The UK’s involvement in the Iraqi endeavor has gone hand in hand with the US’ War on Terror. Without a doubt, the British would have never gone into Iraq without the participation and encouragement of their American allies. Could the UK’s plans to withdraw from Iraq within a year mean that the US will be doing the same? We will not know until the midterm elections pass, but the US has been sending enough diplomatic signals to suggest that this might be the case. This weekend we heard that President Bush is apparently ready for a change of strategy. Today, a huge error was committed by a US official who made comments about the US handling of Iraq and later retrieved the statement. The questionable comments suggested that the US handling of Iraq was full of “arrogance and stupidity.”

When those kind of comments get out, you know something is in the air.

And times are changing.

Canada’s government has made it clear that NATO needs to commit more troops to the Afghanistan mission. Canadian troops have been stretched too thin, Peter MacKay has said.

At the same time, Canada is considering longer tours of duty for it troops in Afghanistan.

The British, The Observer reports, are showing “signs of weakness” in Afghanistan.

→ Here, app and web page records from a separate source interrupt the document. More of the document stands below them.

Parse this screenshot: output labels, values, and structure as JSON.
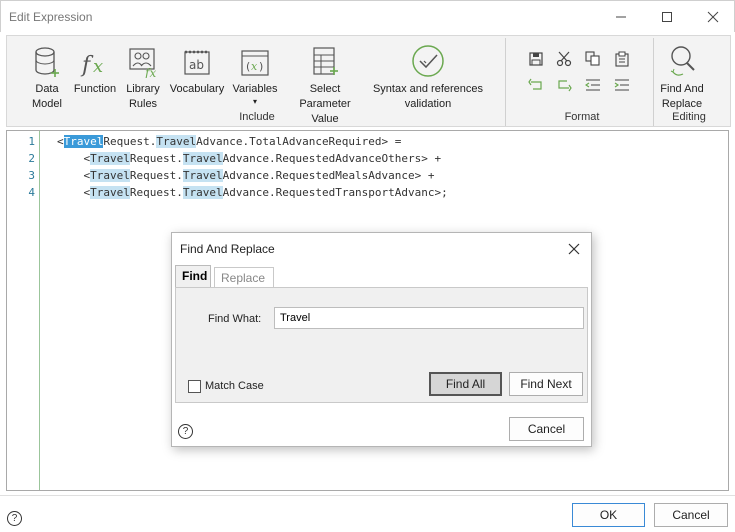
{
  "window": {
    "title": "Edit Expression"
  },
  "ribbon": {
    "insert_buttons": [
      {
        "label_1": "Data",
        "label_2": "Model",
        "icon": "database-icon"
      },
      {
        "label_1": "Function",
        "label_2": "",
        "icon": "function-icon"
      },
      {
        "label_1": "Library",
        "label_2": "Rules",
        "icon": "library-rules-icon"
      },
      {
        "label_1": "Vocabulary",
        "label_2": "",
        "icon": "vocabulary-icon"
      },
      {
        "label_1": "Variables",
        "label_2": "▾",
        "icon": "variables-icon"
      },
      {
        "label_1": "Select Parameter",
        "label_2": "Value",
        "icon": "parameter-icon"
      },
      {
        "label_1": "Syntax and references",
        "label_2": "validation",
        "icon": "validation-icon"
      }
    ],
    "groups": {
      "include": "Include",
      "format": "Format",
      "editing": "Editing"
    },
    "find_replace": {
      "label_1": "Find And",
      "label_2": "Replace"
    }
  },
  "editor": {
    "line_numbers": [
      "1",
      "2",
      "3",
      "4"
    ],
    "lines": [
      {
        "pre": "<",
        "t1": "Travel",
        "m1": "Request.",
        "t2": "Travel",
        "rest": "Advance.TotalAdvanceRequired> ="
      },
      {
        "pre": "    <",
        "t1": "Travel",
        "m1": "Request.",
        "t2": "Travel",
        "rest": "Advance.RequestedAdvanceOthers> +"
      },
      {
        "pre": "    <",
        "t1": "Travel",
        "m1": "Request.",
        "t2": "Travel",
        "rest": "Advance.RequestedMealsAdvance> +"
      },
      {
        "pre": "    <",
        "t1": "Travel",
        "m1": "Request.",
        "t2": "Travel",
        "rest": "Advance.RequestedTransportAdvanc>;"
      }
    ]
  },
  "dialog": {
    "title": "Find And Replace",
    "tabs": {
      "find": "Find",
      "replace": "Replace"
    },
    "find_what_label": "Find What:",
    "find_what_value": "Travel",
    "match_case_label": "Match Case",
    "find_all": "Find All",
    "find_next": "Find Next",
    "cancel": "Cancel",
    "help": "?"
  },
  "footer": {
    "ok": "OK",
    "cancel": "Cancel",
    "help": "?"
  },
  "colors": {
    "highlight": "#c5e2f2",
    "selection": "#3a9ad9",
    "accent_green": "#6aa84f"
  }
}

Could Afghanistan be turning into what it became for the Soviets? After all, the Soviets spent several years in the country, before pulling out. And they had to pull out, because their mission too was showing signs of weakness and became unsustainable. Like today, the Soviets had control of the capital, but the country was full of counter-insurgents (trained by the US, who later became the Taliban).

This has not been a good week for US foreign policy. And on the brink of failure for the British.

More Tests in North Korea?

October 22, 2006

Condoleezza Rice has denied reports that Kim Jong Il has expressed remorse over the first nuclear test and has promised no follow-up.

Ms Rice has said that the US feels that N Korea wants to escalate the crisis.

The statements were made as the Secretary of State arrived in Moscow. Rice clearly does not know what to expect from Russia, an integral player in the region (and a neighbor to North Korea). Thus, she is preparing for every possible scenario — handling the crisis with or without Russian support of the sanctions.

Any statements or announcements that will be made once her visit is complete, will be the key ones to follow to read the situation and see what may be coming next.